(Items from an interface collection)
==========

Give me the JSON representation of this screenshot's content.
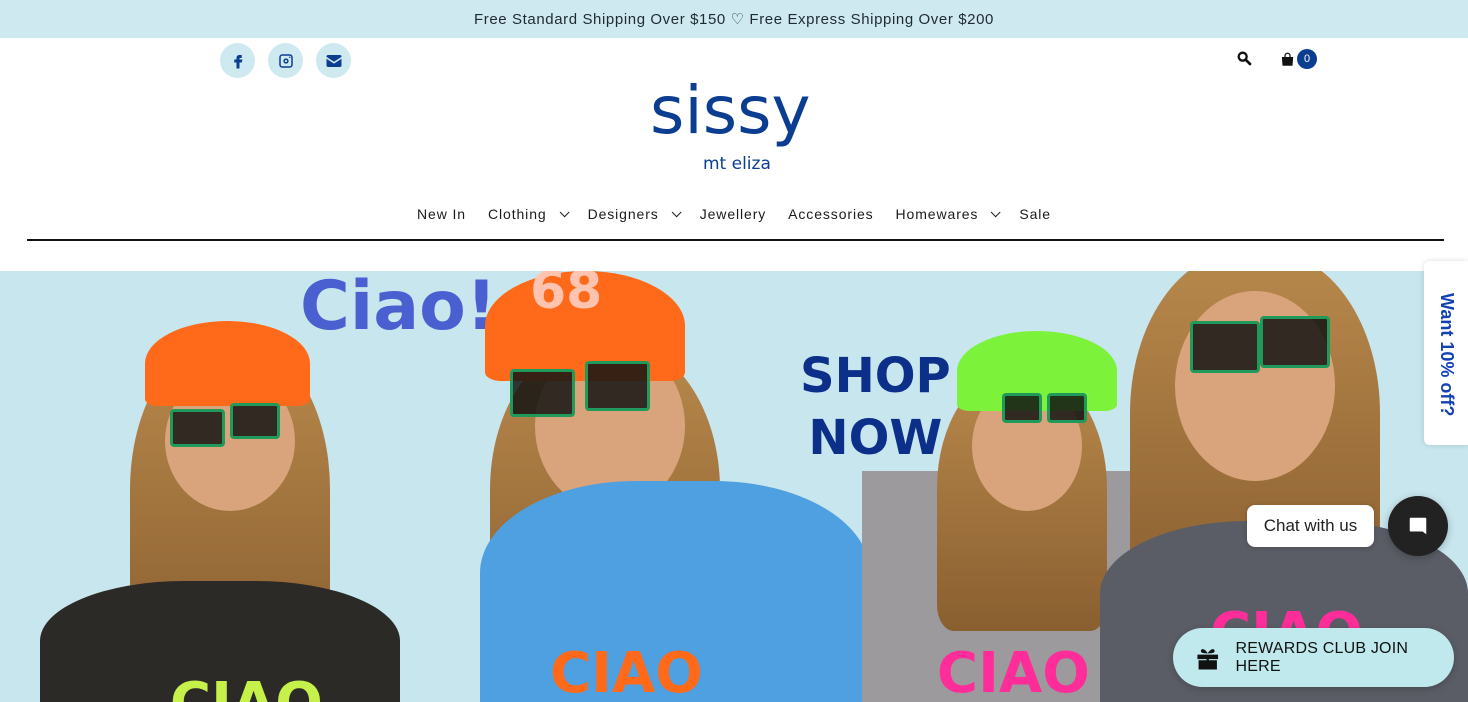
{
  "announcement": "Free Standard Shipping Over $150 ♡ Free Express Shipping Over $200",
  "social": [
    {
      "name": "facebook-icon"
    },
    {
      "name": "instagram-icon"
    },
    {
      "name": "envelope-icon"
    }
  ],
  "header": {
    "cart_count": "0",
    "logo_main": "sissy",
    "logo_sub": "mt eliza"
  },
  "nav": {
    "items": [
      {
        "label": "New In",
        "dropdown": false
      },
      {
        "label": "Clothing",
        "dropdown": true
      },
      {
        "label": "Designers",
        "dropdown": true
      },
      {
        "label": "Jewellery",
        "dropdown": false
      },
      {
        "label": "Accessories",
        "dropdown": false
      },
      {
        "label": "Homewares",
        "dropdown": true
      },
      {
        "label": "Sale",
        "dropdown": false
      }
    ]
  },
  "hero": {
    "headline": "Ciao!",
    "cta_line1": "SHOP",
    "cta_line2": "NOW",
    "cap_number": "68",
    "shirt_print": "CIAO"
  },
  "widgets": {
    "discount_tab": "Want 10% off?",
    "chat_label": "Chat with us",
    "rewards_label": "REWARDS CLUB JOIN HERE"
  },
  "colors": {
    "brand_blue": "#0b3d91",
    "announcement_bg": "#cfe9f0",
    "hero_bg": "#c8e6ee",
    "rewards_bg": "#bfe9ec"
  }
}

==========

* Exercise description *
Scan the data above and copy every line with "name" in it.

* Result *
      "name": "facebook-icon"
      "name": "instagram-icon"
      "name": "envelope-icon"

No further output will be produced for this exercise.